Exercise aim ▸ Go through the data below and gather each line containing "this".

Records drawn from a dataset:
===
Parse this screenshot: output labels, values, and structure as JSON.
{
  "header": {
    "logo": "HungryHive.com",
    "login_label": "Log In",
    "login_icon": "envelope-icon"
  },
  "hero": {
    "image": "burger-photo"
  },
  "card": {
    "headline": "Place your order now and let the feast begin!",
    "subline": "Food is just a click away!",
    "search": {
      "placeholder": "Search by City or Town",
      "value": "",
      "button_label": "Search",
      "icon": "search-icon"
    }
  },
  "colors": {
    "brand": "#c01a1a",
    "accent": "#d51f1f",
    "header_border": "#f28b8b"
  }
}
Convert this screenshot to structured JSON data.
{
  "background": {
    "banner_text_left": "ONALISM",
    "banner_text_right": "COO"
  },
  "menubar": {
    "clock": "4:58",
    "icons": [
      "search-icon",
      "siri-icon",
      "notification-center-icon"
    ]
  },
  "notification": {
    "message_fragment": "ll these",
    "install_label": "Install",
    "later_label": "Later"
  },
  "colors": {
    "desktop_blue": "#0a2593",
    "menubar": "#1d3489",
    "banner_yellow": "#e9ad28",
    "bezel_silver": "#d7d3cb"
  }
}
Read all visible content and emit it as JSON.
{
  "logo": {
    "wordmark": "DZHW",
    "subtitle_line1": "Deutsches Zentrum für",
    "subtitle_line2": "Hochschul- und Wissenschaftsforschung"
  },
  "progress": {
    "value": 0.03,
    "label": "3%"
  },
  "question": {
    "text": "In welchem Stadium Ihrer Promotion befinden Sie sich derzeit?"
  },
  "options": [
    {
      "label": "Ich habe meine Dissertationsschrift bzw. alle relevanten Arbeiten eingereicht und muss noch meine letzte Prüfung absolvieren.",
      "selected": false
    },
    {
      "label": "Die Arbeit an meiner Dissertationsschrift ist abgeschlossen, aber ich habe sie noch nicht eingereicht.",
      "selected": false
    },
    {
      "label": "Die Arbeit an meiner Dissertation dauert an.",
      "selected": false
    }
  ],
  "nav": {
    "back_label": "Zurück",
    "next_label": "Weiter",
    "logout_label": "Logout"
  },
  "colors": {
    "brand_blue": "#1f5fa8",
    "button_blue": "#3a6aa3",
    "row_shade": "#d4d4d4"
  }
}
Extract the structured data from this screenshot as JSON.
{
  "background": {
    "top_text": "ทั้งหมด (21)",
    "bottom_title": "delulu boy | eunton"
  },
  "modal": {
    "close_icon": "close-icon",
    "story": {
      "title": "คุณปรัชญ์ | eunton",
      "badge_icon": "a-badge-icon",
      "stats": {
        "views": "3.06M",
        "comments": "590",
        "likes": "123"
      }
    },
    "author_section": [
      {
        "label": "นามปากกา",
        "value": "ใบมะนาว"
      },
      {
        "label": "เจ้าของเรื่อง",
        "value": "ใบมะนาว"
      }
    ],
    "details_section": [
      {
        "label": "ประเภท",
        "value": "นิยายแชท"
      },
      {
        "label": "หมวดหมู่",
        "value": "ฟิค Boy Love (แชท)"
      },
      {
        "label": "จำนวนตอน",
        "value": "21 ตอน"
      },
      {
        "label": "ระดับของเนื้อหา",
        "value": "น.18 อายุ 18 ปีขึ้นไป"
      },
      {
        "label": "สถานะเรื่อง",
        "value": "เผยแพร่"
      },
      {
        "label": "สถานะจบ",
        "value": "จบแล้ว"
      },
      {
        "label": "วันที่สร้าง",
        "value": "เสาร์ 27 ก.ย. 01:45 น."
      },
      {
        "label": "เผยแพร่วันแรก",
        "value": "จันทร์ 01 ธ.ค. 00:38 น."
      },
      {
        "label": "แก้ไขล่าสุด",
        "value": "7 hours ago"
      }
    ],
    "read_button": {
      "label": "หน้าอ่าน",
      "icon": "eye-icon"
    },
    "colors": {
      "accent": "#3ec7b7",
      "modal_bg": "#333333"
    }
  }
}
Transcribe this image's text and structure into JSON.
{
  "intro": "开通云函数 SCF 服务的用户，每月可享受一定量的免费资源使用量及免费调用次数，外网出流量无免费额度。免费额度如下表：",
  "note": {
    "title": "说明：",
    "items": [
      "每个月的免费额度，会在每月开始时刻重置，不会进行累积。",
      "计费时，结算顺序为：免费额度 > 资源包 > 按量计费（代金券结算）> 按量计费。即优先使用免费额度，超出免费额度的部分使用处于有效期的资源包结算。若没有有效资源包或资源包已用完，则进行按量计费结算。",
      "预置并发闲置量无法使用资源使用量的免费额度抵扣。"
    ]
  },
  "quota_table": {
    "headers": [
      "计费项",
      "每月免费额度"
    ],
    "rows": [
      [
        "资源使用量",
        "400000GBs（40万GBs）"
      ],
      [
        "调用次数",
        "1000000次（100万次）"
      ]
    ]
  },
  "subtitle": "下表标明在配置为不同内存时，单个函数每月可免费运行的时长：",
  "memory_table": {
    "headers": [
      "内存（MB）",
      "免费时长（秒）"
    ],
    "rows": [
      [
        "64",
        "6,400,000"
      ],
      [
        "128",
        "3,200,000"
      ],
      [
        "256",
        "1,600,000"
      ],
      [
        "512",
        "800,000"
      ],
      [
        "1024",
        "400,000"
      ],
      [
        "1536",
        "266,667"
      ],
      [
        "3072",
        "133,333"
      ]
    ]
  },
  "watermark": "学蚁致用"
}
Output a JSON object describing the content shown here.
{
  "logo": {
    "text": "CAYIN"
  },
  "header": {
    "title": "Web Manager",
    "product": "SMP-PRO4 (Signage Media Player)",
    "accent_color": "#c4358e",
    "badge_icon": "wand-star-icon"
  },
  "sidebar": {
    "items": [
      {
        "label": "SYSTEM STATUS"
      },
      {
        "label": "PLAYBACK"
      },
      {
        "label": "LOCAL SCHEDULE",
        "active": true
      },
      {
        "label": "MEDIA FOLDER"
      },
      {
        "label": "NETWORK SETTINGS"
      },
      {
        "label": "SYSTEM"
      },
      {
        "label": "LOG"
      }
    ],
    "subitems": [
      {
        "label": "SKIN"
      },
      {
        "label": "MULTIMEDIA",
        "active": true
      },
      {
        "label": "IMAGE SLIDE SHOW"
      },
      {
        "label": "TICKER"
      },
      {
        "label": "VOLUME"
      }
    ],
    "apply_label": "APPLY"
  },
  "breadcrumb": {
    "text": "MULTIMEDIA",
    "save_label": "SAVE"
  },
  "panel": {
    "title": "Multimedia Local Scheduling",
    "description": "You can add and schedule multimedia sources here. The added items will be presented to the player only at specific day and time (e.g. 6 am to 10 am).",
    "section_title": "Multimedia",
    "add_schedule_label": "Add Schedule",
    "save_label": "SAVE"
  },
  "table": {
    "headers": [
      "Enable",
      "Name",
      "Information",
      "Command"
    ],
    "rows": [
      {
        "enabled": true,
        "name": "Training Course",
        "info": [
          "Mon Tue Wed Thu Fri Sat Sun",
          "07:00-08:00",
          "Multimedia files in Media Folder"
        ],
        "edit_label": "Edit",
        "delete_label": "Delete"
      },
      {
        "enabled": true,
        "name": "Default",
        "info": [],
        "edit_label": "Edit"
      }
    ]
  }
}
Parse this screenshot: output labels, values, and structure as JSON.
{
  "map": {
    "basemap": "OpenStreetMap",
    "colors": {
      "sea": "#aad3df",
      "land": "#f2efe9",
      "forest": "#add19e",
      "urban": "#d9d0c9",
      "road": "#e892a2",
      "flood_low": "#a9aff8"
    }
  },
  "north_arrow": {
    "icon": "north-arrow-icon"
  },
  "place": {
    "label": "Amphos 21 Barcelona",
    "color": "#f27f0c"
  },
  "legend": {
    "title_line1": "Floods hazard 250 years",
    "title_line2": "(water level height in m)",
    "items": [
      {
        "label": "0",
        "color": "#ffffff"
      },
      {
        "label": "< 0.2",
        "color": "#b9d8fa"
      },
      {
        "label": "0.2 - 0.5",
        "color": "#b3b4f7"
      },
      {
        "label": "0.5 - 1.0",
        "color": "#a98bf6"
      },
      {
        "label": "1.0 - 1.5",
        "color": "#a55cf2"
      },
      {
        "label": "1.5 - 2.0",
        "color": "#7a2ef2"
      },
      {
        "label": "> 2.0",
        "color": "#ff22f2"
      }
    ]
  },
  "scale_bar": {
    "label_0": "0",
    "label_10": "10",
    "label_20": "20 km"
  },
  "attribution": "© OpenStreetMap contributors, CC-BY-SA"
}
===
Task answer ▸
Parse this screenshot: output labels, values, and structure as JSON.
Convert this screenshot to structured JSON data.
Extract the structured data from this screenshot as JSON.
Transcribe this image's text and structure into JSON.
Parse this screenshot: output labels, values, and structure as JSON.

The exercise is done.